be the bailiwick of the state attorney general; in others, the department of human services with local courts. In Virginia, a single agency has the task. "I think one of the reasons we're going to make the deadline, and a lot of the states aren't, is that it is easier to make a programwide decision in a state like Virginia," said Henry.


Henry's success at bringing his state close to compliance contains some lessons from which other states can benefit. One piece of advice is that systems shouldn't be built from the ground up, yet not be so bound to a legacy system that it becomes what he called a fresh coat of paint on a dinosaur.

"Implement your new system in layers. Don't bring the whole thing on at once," he said. "There are some core elements -- get those up as quickly as you can, then add on the bells and the whistles. That approach would shorten the development cycle."

Initially, Virginia's system was not compliant with federal regulations because aspects of federal child support law were changed by Congress. This makes flexibility a must. With the assistance of the vendor, Virginia's mainframe-based system was retrofit to meet the ever-changing federal criteria.

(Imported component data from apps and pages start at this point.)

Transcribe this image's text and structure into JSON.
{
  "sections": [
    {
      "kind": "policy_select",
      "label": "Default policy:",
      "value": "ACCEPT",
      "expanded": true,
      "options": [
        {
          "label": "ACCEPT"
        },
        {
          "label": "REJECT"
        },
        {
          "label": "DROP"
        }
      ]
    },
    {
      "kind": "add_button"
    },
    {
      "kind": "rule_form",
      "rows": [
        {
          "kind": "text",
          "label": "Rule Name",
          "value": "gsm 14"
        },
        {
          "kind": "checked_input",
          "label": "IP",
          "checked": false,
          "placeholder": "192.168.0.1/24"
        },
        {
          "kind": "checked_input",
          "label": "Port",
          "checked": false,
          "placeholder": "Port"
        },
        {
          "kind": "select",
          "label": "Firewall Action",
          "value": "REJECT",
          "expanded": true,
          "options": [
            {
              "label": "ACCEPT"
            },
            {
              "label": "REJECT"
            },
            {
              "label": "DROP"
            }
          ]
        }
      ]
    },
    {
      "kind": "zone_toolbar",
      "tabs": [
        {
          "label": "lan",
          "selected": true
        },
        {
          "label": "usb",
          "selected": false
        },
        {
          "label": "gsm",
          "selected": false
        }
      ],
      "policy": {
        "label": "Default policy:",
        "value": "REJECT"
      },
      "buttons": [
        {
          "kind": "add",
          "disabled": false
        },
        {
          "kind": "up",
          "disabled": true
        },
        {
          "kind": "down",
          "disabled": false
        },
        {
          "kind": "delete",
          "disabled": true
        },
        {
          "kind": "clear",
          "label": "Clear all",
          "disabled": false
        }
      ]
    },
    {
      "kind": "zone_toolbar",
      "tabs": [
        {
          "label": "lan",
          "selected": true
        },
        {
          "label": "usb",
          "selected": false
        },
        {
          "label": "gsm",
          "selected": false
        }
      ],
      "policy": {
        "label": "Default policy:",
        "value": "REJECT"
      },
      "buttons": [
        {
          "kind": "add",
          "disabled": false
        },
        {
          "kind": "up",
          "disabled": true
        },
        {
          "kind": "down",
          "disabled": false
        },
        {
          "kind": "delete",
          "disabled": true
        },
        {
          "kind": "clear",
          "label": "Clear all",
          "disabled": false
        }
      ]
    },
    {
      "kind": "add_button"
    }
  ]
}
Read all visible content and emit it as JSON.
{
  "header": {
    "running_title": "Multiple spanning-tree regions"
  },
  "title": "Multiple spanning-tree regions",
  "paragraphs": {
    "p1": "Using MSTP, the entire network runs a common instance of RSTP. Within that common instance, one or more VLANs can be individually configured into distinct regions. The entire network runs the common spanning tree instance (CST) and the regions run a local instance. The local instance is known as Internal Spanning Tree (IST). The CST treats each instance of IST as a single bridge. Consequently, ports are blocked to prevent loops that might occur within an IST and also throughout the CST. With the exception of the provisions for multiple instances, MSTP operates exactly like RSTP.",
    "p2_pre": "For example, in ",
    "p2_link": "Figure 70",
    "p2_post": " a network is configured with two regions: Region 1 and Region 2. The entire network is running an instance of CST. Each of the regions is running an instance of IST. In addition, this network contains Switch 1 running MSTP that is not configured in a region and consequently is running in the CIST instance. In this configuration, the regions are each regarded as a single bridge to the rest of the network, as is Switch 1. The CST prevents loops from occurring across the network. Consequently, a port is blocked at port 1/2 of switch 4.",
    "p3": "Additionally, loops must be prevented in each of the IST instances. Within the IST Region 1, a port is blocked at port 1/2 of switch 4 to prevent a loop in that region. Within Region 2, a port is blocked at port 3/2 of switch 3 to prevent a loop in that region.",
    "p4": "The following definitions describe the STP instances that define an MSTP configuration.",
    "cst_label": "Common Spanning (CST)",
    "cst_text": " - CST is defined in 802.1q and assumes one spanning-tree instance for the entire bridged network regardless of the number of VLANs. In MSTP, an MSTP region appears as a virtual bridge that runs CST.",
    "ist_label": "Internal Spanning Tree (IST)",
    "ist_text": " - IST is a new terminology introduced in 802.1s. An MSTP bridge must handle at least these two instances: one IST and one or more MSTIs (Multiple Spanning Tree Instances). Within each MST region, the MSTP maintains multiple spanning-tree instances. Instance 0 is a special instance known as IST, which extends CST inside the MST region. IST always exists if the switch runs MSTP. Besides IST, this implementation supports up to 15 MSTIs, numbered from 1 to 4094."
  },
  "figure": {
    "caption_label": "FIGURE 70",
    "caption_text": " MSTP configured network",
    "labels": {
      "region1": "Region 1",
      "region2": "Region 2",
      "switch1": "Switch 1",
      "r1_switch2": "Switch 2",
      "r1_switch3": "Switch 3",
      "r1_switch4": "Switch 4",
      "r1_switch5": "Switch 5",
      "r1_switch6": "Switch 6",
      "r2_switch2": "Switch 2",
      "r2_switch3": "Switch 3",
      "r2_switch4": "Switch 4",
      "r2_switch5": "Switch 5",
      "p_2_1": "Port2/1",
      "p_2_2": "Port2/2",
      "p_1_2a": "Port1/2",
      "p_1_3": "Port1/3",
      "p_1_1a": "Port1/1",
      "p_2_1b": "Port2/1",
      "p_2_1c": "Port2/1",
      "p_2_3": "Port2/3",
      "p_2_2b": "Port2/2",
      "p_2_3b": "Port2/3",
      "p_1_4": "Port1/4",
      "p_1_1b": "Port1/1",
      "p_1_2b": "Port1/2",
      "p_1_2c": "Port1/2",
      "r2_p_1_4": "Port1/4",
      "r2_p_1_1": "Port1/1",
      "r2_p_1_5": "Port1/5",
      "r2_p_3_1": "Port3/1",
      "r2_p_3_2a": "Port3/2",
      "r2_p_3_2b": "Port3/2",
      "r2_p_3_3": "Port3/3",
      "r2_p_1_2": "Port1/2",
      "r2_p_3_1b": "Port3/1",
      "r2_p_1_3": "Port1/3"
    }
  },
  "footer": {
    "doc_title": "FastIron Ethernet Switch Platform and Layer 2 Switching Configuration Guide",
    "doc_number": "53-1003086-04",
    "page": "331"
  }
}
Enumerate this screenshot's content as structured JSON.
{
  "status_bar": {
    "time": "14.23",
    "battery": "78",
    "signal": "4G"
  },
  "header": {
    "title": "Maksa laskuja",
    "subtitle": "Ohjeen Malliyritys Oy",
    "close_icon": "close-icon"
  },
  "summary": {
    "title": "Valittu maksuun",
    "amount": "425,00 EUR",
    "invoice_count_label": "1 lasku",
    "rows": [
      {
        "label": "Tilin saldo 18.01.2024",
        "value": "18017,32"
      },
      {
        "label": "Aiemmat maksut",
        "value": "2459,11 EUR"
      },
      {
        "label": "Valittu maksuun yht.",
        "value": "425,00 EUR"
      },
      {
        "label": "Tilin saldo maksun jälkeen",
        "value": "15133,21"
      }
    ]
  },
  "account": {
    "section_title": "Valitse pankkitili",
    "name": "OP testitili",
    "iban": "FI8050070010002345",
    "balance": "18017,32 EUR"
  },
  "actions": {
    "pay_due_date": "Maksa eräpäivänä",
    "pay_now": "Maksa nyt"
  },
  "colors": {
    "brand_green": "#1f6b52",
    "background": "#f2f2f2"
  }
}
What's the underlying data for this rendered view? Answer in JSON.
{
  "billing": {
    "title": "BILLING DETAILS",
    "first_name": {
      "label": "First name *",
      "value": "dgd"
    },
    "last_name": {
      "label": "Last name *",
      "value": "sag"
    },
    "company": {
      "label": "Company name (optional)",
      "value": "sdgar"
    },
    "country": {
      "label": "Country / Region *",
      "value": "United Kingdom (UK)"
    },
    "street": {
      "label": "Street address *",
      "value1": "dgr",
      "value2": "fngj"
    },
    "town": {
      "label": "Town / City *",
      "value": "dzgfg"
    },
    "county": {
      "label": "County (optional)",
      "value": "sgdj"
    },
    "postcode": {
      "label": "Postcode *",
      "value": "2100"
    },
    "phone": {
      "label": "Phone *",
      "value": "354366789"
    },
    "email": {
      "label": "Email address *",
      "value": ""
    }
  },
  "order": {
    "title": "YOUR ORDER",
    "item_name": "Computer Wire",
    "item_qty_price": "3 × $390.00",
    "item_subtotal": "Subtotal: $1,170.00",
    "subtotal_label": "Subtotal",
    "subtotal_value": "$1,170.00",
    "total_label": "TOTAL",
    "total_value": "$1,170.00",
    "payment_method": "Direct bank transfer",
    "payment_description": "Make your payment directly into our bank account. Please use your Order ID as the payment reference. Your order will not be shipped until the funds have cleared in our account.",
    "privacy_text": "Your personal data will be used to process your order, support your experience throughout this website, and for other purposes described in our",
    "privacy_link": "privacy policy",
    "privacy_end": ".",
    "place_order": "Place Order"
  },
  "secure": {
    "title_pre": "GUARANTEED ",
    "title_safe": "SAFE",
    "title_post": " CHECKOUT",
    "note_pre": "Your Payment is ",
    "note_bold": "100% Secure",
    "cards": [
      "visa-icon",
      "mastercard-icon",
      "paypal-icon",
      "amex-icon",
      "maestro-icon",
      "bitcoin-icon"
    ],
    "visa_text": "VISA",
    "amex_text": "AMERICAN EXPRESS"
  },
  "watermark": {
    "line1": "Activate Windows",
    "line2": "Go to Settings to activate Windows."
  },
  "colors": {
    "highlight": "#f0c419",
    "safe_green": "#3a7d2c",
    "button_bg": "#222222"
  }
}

Henry said it is important to evaluate operations periodically, particularly when technology plays a vital part. In Virginia, the changes were stressful for employees at all levels because they had to quickly learn how to manage cases with the automated system. Some operations were decentralized, some staff positions either radically changed or added, and some clerical positions within the agency were eliminated.

After about four months, the system was functioning smoothly and staff adjustments were made to match the computer workflow. "Then, productivity just went through the roof," said Henry, reporting between 40 percent and 120 percent higher activity in some areas over the same period last year."